The Hawaii Legislature adjourned its 2017 session Thursday, leaving a controversial protection order bill in limbo until next year.
Senate Bill 898 allows law enforcement to seize firearms from owners considered “at-risk” of committing a violent crime. It passed the Senate unanimously in March.
The measure faces staunch opposition from the National Rifle Association, state-based gun groups and concerned citizens — all of whom cited the proposal’s infringement on due process.
Specifically, the legislation stipulates police can seize guns from an owner with a court order issued through an ex-parte warrant application. A hearing to determine the owner’s permanent prohibition would occur within 30 days.
The idea, bill supporters say, is to prevent tragedies involving guns — namely, mass shootings.
“This bill allows law enforcement to take preventative action in situations where information is obtained on possible attacks being planned that involve firearms,” said David Nilsen, Acting Major of the Hawaii Police Department’s Records and Identification Division, in submitted testimony last month. “In today’s environment of terrorism, particularly ‘lone wolf’ terrorists and other active shooter situations, this is a powerful tool that law enforcement can use to protect our community from these attacks.”

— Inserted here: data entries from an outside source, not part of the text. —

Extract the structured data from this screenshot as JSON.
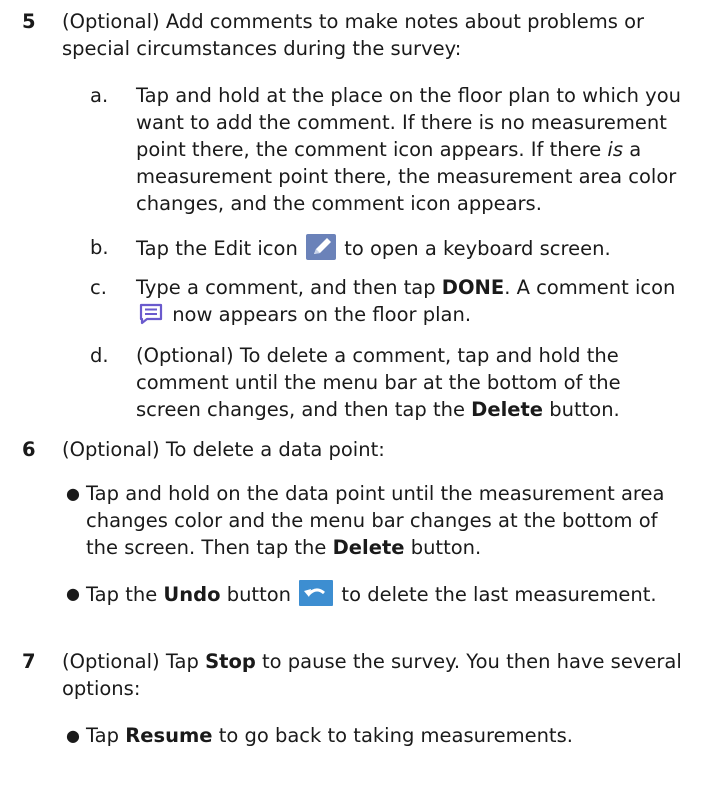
{
  "steps": [
    {
      "number": "5",
      "text": "(Optional) Add comments to make notes about problems or special circumstances during the survey:",
      "substeps": [
        {
          "letter": "a.",
          "text_1": "Tap and hold at the place on the floor plan to which you want to add the comment. If there is no measurement point there, the comment icon appears. If there ",
          "text_italic": "is",
          "text_2": " a measurement point there, the measurement area color changes, and the comment icon appears."
        },
        {
          "letter": "b.",
          "text_1": "Tap the Edit icon ",
          "icon": "edit-icon",
          "text_2": " to open a keyboard screen."
        },
        {
          "letter": "c.",
          "text_1": "Type a comment, and then tap ",
          "bold": "DONE",
          "text_2": ". A comment icon ",
          "icon": "comment-icon",
          "text_3": " now appears on the floor plan."
        },
        {
          "letter": "d.",
          "text_1": "(Optional) To delete a comment, tap and hold the comment until the menu bar at the bottom of the screen changes, and then tap the ",
          "bold": "Delete",
          "text_2": " button."
        }
      ]
    },
    {
      "number": "6",
      "text": "(Optional) To delete a data point:",
      "bullets": [
        {
          "text_1": "Tap and hold on the data point until the measurement area changes color and the menu bar changes at the bottom of the screen. Then tap the ",
          "bold": "Delete",
          "text_2": " button."
        },
        {
          "text_1": "Tap the ",
          "bold": "Undo",
          "text_2": " button ",
          "icon": "undo-icon",
          "text_3": " to delete the last measurement."
        }
      ]
    },
    {
      "number": "7",
      "text_1": "(Optional) Tap ",
      "bold": "Stop",
      "text_2": " to pause the survey. You then have several options:",
      "bullets": [
        {
          "text_1": "Tap ",
          "bold": "Resume",
          "text_2": " to go back to taking measurements."
        }
      ]
    }
  ],
  "colors": {
    "text": "#1a1a1a",
    "edit_icon": "#6b82b9",
    "comment_icon": "#6a5acd",
    "undo_icon": "#3d8ed1"
  }
}
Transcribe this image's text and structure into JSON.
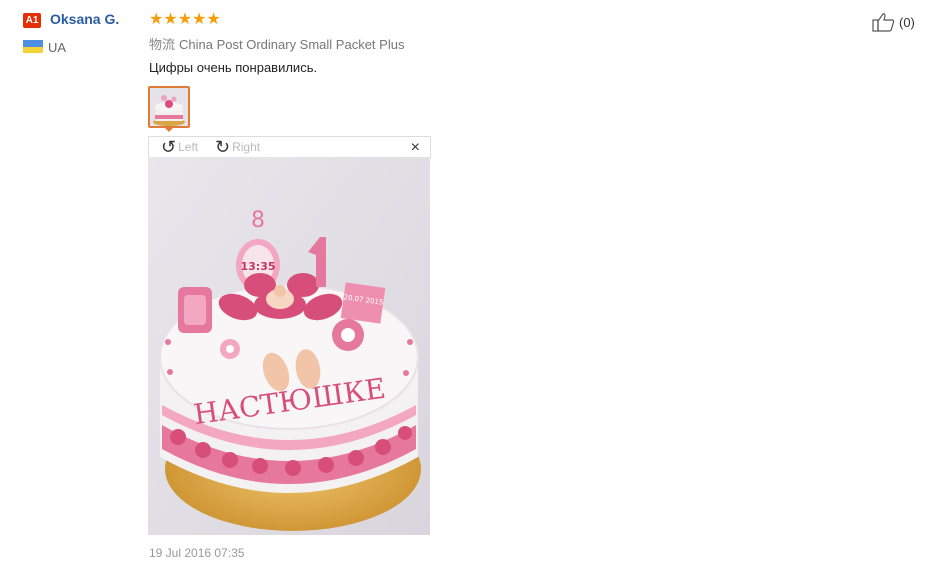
{
  "review": {
    "user_badge": "A1",
    "username": "Oksana G.",
    "country": "UA",
    "rating_stars": 5,
    "stars_glyphs": "★★★★★",
    "shipping_label": "物流",
    "shipping_method": "China Post Ordinary Small Packet Plus",
    "text": "Цифры очень понравились.",
    "date": "19 Jul 2016 07:35",
    "likes": "(0)"
  },
  "viewer": {
    "rotate_left_label": "Left",
    "rotate_right_label": "Right",
    "close_glyph": "×"
  },
  "cake": {
    "clock_text": "13:35",
    "name_text": "НАСТЮШКЕ",
    "cert_text": "20.07 2015",
    "accent_pink": "#d84e7a",
    "light_pink": "#f3a7c0",
    "board_gold": "#d9a646"
  },
  "colors": {
    "username": "#2a5d9f",
    "stars": "#f79c0a",
    "thumb_border": "#e07b39",
    "badge_bg": "#e62e04"
  }
}
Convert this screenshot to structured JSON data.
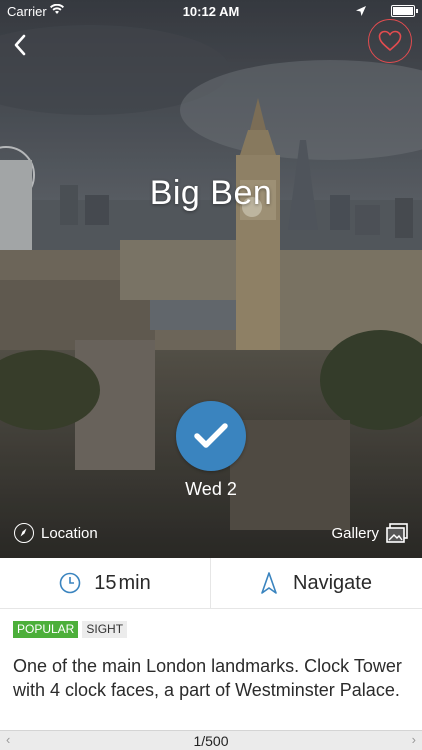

The proposal was favored to pass in the House, though no further action will be taken until session convenes next year.